Records for the task:
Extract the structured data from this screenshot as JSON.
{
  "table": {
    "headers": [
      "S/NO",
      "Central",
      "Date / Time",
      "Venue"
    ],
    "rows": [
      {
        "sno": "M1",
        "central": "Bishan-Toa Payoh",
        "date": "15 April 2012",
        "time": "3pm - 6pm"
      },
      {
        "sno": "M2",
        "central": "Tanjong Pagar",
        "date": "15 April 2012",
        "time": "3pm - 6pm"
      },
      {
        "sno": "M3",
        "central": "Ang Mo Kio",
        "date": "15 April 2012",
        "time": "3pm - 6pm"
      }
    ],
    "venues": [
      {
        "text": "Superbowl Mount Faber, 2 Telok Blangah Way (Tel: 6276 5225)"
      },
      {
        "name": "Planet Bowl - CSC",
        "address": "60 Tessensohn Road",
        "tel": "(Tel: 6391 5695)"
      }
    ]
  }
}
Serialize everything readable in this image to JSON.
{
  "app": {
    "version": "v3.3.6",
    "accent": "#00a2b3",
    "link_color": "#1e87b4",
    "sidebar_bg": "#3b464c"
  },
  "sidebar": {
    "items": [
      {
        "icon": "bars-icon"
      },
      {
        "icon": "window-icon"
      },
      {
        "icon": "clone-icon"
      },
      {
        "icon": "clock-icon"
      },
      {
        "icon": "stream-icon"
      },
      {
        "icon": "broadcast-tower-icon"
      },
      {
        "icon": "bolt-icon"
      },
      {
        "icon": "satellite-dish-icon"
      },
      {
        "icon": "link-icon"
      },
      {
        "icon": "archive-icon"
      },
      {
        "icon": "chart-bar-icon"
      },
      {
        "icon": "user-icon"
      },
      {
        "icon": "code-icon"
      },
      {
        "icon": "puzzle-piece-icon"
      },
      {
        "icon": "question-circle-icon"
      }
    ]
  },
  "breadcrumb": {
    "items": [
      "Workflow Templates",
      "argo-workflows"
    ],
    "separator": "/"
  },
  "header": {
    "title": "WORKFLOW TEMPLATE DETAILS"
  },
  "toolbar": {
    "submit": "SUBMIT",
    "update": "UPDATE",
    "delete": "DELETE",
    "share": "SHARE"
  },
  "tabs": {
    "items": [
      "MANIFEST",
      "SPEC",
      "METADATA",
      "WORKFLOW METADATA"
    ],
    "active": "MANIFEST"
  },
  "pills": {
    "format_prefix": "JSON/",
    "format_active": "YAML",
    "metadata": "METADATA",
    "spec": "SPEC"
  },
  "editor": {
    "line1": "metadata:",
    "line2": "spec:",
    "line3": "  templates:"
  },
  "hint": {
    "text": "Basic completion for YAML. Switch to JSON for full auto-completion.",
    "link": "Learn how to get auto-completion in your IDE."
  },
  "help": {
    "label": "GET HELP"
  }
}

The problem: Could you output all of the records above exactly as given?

Task solution:
Extract the structured data from this screenshot as JSON.
{
  "table": {
    "headers": [
      "S/NO",
      "Central",
      "Date / Time",
      "Venue"
    ],
    "rows": [
      {
        "sno": "M1",
        "central": "Bishan-Toa Payoh",
        "date": "15 April 2012",
        "time": "3pm - 6pm"
      },
      {
        "sno": "M2",
        "central": "Tanjong Pagar",
        "date": "15 April 2012",
        "time": "3pm - 6pm"
      },
      {
        "sno": "M3",
        "central": "Ang Mo Kio",
        "date": "15 April 2012",
        "time": "3pm - 6pm"
      }
    ],
    "venues": [
      {
        "text": "Superbowl Mount Faber, 2 Telok Blangah Way (Tel: 6276 5225)"
      },
      {
        "name": "Planet Bowl - CSC",
        "address": "60 Tessensohn Road",
        "tel": "(Tel: 6391 5695)"
      }
    ]
  }
}
Serialize everything readable in this image to JSON.
{
  "app": {
    "version": "v3.3.6",
    "accent": "#00a2b3",
    "link_color": "#1e87b4",
    "sidebar_bg": "#3b464c"
  },
  "sidebar": {
    "items": [
      {
        "icon": "bars-icon"
      },
      {
        "icon": "window-icon"
      },
      {
        "icon": "clone-icon"
      },
      {
        "icon": "clock-icon"
      },
      {
        "icon": "stream-icon"
      },
      {
        "icon": "broadcast-tower-icon"
      },
      {
        "icon": "bolt-icon"
      },
      {
        "icon": "satellite-dish-icon"
      },
      {
        "icon": "link-icon"
      },
      {
        "icon": "archive-icon"
      },
      {
        "icon": "chart-bar-icon"
      },
      {
        "icon": "user-icon"
      },
      {
        "icon": "code-icon"
      },
      {
        "icon": "puzzle-piece-icon"
      },
      {
        "icon": "question-circle-icon"
      }
    ]
  },
  "breadcrumb": {
    "items": [
      "Workflow Templates",
      "argo-workflows"
    ],
    "separator": "/"
  },
  "header": {
    "title": "WORKFLOW TEMPLATE DETAILS"
  },
  "toolbar": {
    "submit": "SUBMIT",
    "update": "UPDATE",
    "delete": "DELETE",
    "share": "SHARE"
  },
  "tabs": {
    "items": [
      "MANIFEST",
      "SPEC",
      "METADATA",
      "WORKFLOW METADATA"
    ],
    "active": "MANIFEST"
  },
  "pills": {
    "format_prefix": "JSON/",
    "format_active": "YAML",
    "metadata": "METADATA",
    "spec": "SPEC"
  },
  "editor": {
    "line1": "metadata:",
    "line2": "spec:",
    "line3": "  templates:"
  },
  "hint": {
    "text": "Basic completion for YAML. Switch to JSON for full auto-completion.",
    "link": "Learn how to get auto-completion in your IDE."
  },
  "help": {
    "label": "GET HELP"
  }
}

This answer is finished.